### Problem description
Find and copy every line in the records that includes the string "well".

Website and app data records:
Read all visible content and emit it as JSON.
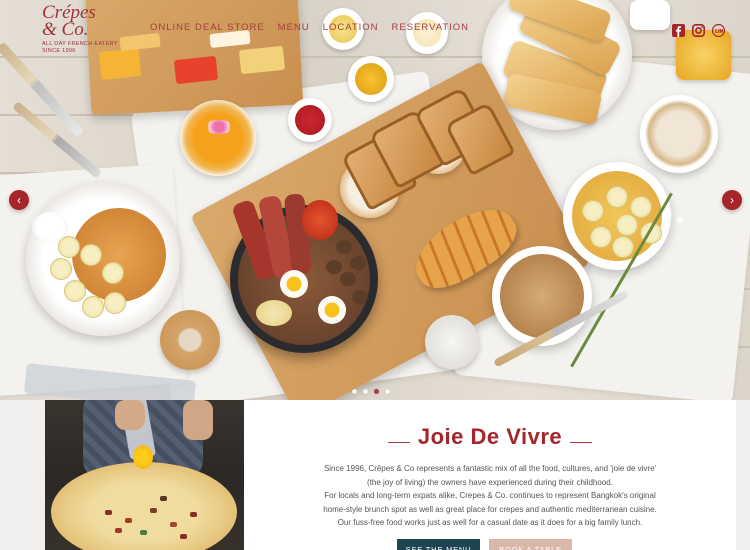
{
  "brand": {
    "name_line1": "Crépes",
    "name_line2": "& Co.",
    "tagline_line1": "ALL DAY FRENCH EATERY",
    "tagline_line2": "SINCE 1996",
    "color": "#9b3339"
  },
  "nav": {
    "items": [
      {
        "label": "ONLINE DEAL STORE"
      },
      {
        "label": "MENU"
      },
      {
        "label": "LOCATION"
      },
      {
        "label": "RESERVATION"
      }
    ]
  },
  "social": {
    "icons": [
      "facebook-icon",
      "instagram-icon",
      "line-icon"
    ]
  },
  "slider": {
    "prev_symbol": "‹",
    "next_symbol": "›",
    "slide_count": 4,
    "active_slide": 3
  },
  "intro": {
    "heading": "Joie De Vivre",
    "paragraph_lines": [
      "Since 1996, Crêpes & Co represents a fantastic mix of all the food, cultures, and 'joie de vivre'",
      "(the joy of living) the owners have experienced during their childhood.",
      "For locals and long-term expats alike, Crepes & Co. continues to represent Bangkok's original",
      "home-style brunch spot as well as great place for crepes and authentic mediterranean cuisine.",
      "Our fuss-free food works just as well for a casual date as it does for a big family lunch."
    ],
    "buttons": {
      "menu_label": "SEE THE MENU",
      "book_label": "BOOK A TABLE"
    }
  },
  "colors": {
    "accent": "#a5252b",
    "button_menu": "#1f4452",
    "button_book": "#d9b7a9"
  }
}
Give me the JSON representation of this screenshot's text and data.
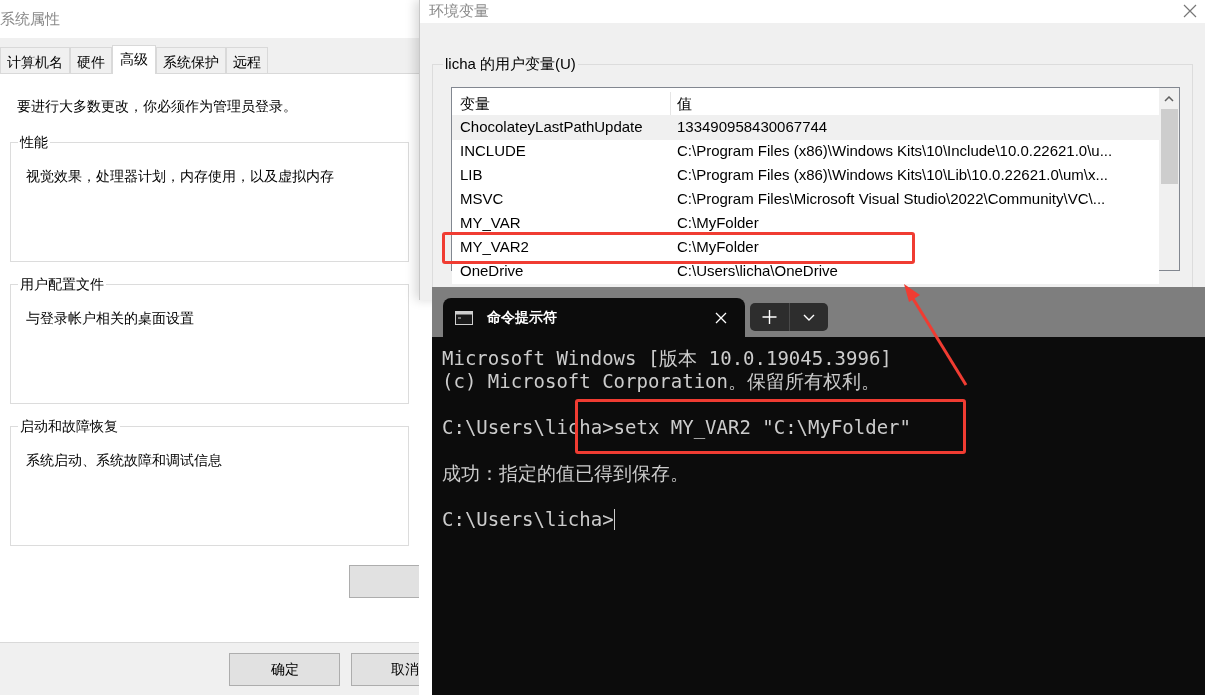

### Exercise result
      "home-style brunch spot as well as great place for crepes and authentic mediterranean cuisine.",
      "Our fuss-free food works just as well for a casual date as it does for a big family lunch."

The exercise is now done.